“I wanted her to understand that I trusted her and that while I'm gone, I'm not going to second guess any decision she makes. I might ask questions, but that’s just to talk through the decision-making process. That set her up for success. It’s saying ‘okay, you're willing to step into your leader shoes’ and that helps highlight her own leadership skills and gives her an opportunity for future growth as well,” Stefou said.
While Stefou’s leadership skills have grown at McDonald’s, she said that much of her success could be traced back to her time at Laurier. She added that there are many opportunities for students to start their leadership journeys while still in school—including group projects.
“You didn't always get to choose your team. They were these strangers you met on day one and this is your team for the whole first semester. I had a great team and we all brought different things to the table, but there were conflicts sometimes. In your career, you'll most likely not be able to handpick your teams either. So how do you get along with people that you might not always want to work with or have to get to know quickly?” she said.
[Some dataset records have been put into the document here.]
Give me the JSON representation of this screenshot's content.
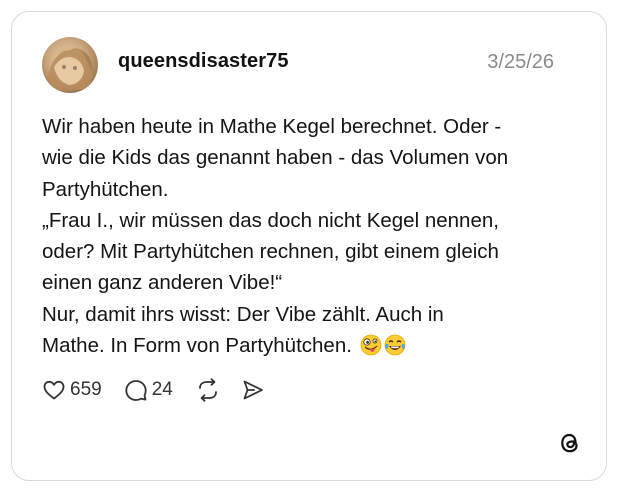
{
  "post": {
    "username": "queensdisaster75",
    "date": "3/25/26",
    "lines": [
      "Wir haben heute in Mathe Kegel berechnet. Oder -",
      "wie die Kids das genannt haben - das Volumen von",
      "Partyhütchen.",
      "„Frau I., wir müssen das doch nicht Kegel nennen,",
      "oder? Mit Partyhütchen rechnen, gibt einem gleich",
      "einen ganz anderen Vibe!“",
      "Nur, damit ihrs wisst: Der Vibe zählt. Auch in",
      "Mathe. In Form von Partyhütchen. "
    ],
    "emojis": [
      "zany-face-emoji",
      "tears-of-joy-emoji"
    ]
  },
  "actions": {
    "likes": "659",
    "comments": "24",
    "like_icon": "heart-icon",
    "comment_icon": "speech-bubble-icon",
    "repost_icon": "repost-icon",
    "share_icon": "send-icon"
  },
  "brand": {
    "logo": "threads-logo-icon"
  }
}
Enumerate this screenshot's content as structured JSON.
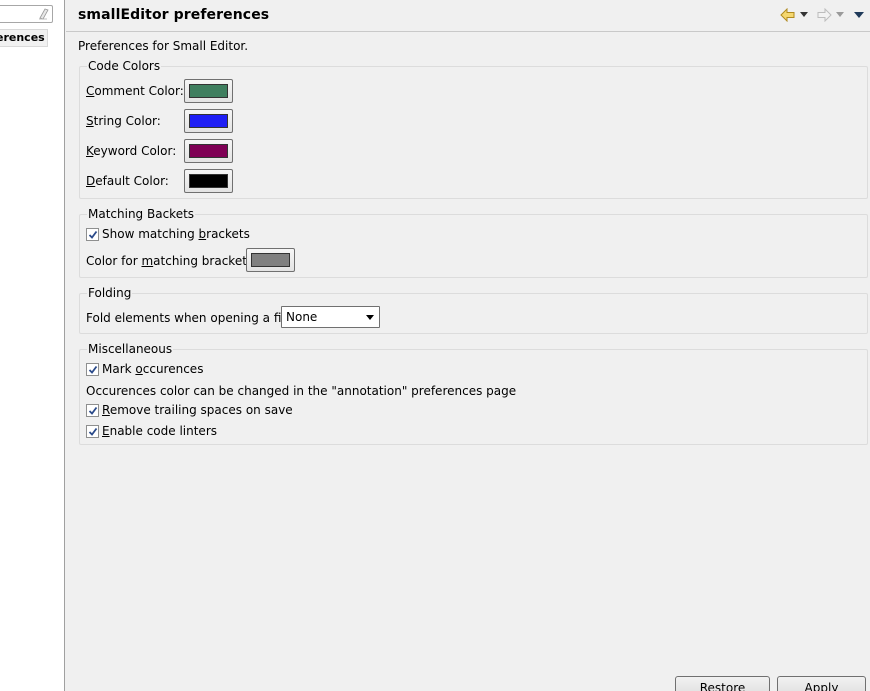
{
  "sidebar": {
    "filter_placeholder": "",
    "selected_item": "erences"
  },
  "header": {
    "title": "smallEditor preferences"
  },
  "description": "Preferences for Small Editor.",
  "code_colors": {
    "title": "Code Colors",
    "items": [
      {
        "label": "Comment Color:",
        "color": "#3f7f5f"
      },
      {
        "label": "String Color:",
        "color": "#1f1ff5"
      },
      {
        "label": "Keyword Color:",
        "color": "#7f0055"
      },
      {
        "label": "Default Color:",
        "color": "#000000"
      }
    ]
  },
  "matching": {
    "title": "Matching Backets",
    "show_label": "Show matching brackets",
    "show_checked": true,
    "color_label": "Color for matching brackets:",
    "color": "#808080"
  },
  "folding": {
    "title": "Folding",
    "label": "Fold elements when opening a file :",
    "value": "None"
  },
  "misc": {
    "title": "Miscellaneous",
    "mark_label": "Mark occurences",
    "note": "Occurences color can be changed in the \"annotation\" preferences page",
    "trailing_label": "Remove trailing spaces on save",
    "linters_label": "Enable code linters"
  },
  "buttons": {
    "restore": "Restore Defaults",
    "apply": "Apply"
  }
}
Another skill set that Stefou said companies are looking for is being able to balance a variety of tasks. She said balancing academic and extracurricular activities can demonstrate this ability to potential employers.
“It shows your employers that you can handle multiple things. I've seen resumes for interns or people new in their careers and it looked like they were sort of a one-trick pony. But you have to balance a lot of things in the working world. So if you can demonstrate that, I think it goes really far.”
Learn more about the Lazaridis MBA.
Hear from our other Leadership Speaker Series Alumni:
Danielle Brewin Graham, MBA '14 - MBA alumna lights the way for other women entrepreneurs
Albert Tam, MBA '15 - Lazaridis MBA alum takes the path less travelled to a career in risk management
Nicoletta Stefou, MBA '08 - MBA alumna's climb up the corporate (fast) food chain